**EXERCISE OBJECTIVE:** Look through the data below, and copy each line that carries the word "type".

**EXTRACTED INFORMATION:**
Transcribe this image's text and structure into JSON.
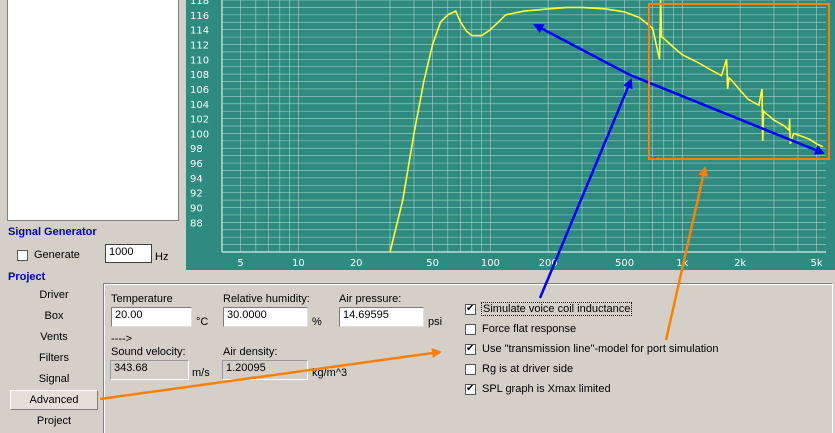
{
  "signal_generator": {
    "title": "Signal Generator",
    "generate_label": "Generate",
    "generate_checked": false,
    "frequency_value": "1000",
    "frequency_unit": "Hz"
  },
  "project_nav": {
    "title": "Project",
    "items": [
      "Driver",
      "Box",
      "Vents",
      "Filters",
      "Signal",
      "Advanced",
      "Project"
    ],
    "active": "Advanced"
  },
  "advanced": {
    "temperature": {
      "label": "Temperature",
      "value": "20.00",
      "unit": "°C"
    },
    "humidity": {
      "label": "Relative humidity:",
      "value": "30.0000",
      "unit": "%"
    },
    "pressure": {
      "label": "Air pressure:",
      "value": "14.69595",
      "unit": "psi"
    },
    "arrow_text": "---->",
    "sound_velocity": {
      "label": "Sound velocity:",
      "value": "343.68",
      "unit": "m/s"
    },
    "air_density": {
      "label": "Air density:",
      "value": "1.20095",
      "unit": "kg/m^3"
    },
    "options": [
      {
        "label": "Simulate voice coil inductance",
        "checked": true
      },
      {
        "label": "Force flat response",
        "checked": false
      },
      {
        "label": "Use \"transmission line\"-model for port simulation",
        "checked": true
      },
      {
        "label": "Rg is at driver side",
        "checked": false
      },
      {
        "label": "SPL graph is Xmax limited",
        "checked": true
      }
    ]
  },
  "colors": {
    "chart_bg": "#2f8a7f",
    "grid": "#a9d7cf",
    "curve": "#ffff33",
    "blue_annotation": "#0000ff",
    "orange_annotation": "#ff8000",
    "section_title": "#0000c0"
  },
  "chart_data": {
    "type": "line",
    "x_scale": "log",
    "xlim": [
      4,
      5600
    ],
    "ylim": [
      84,
      118
    ],
    "x_tick_labels": [
      "5",
      "10",
      "20",
      "50",
      "100",
      "200",
      "500",
      "1k",
      "2k",
      "5k"
    ],
    "x_tick_values": [
      5,
      10,
      20,
      50,
      100,
      200,
      500,
      1000,
      2000,
      5000
    ],
    "y_tick_labels": [
      "118",
      "116",
      "114",
      "112",
      "110",
      "108",
      "106",
      "104",
      "102",
      "100",
      "98",
      "96",
      "94",
      "92",
      "90",
      "88"
    ],
    "y_tick_values": [
      118,
      116,
      114,
      112,
      110,
      108,
      106,
      104,
      102,
      100,
      98,
      96,
      94,
      92,
      90,
      88
    ],
    "series": [
      {
        "x": [
          30,
          35,
          40,
          45,
          50,
          55,
          60,
          66,
          70,
          75,
          80,
          90,
          100,
          110,
          120,
          150,
          200,
          250,
          300,
          400,
          500,
          600,
          700,
          760,
          770,
          780,
          800,
          850,
          900,
          1000,
          1200,
          1400,
          1600,
          1700,
          1720,
          1750,
          1800,
          2000,
          2200,
          2500,
          2600,
          2620,
          2650,
          2700,
          3000,
          3400,
          3600,
          3620,
          3650,
          3800,
          4200,
          4600,
          5000,
          5400
        ],
        "y": [
          84,
          91,
          100,
          107,
          112,
          115,
          116,
          116.5,
          115,
          113.8,
          113.2,
          113.2,
          114,
          115,
          116,
          116.5,
          116.8,
          117,
          117,
          116.8,
          116.4,
          115.6,
          114.2,
          110,
          118,
          113,
          112.8,
          112.2,
          111.6,
          110.6,
          109.6,
          108.6,
          107.8,
          110,
          106,
          107.5,
          107.2,
          105.8,
          104.6,
          103.8,
          106,
          99,
          103,
          102.8,
          101.8,
          101,
          100.4,
          102,
          98.6,
          100,
          99.6,
          99.2,
          98.6,
          98.2
        ]
      }
    ],
    "annotations": [
      {
        "type": "arrow",
        "color": "blue"
      },
      {
        "type": "rectangle",
        "color": "orange"
      },
      {
        "type": "arrow",
        "color": "orange"
      }
    ]
  }
}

**COMPLETED TASK:**
    "type": "line",
        "type": "arrow",
        "type": "rectangle",
        "type": "arrow",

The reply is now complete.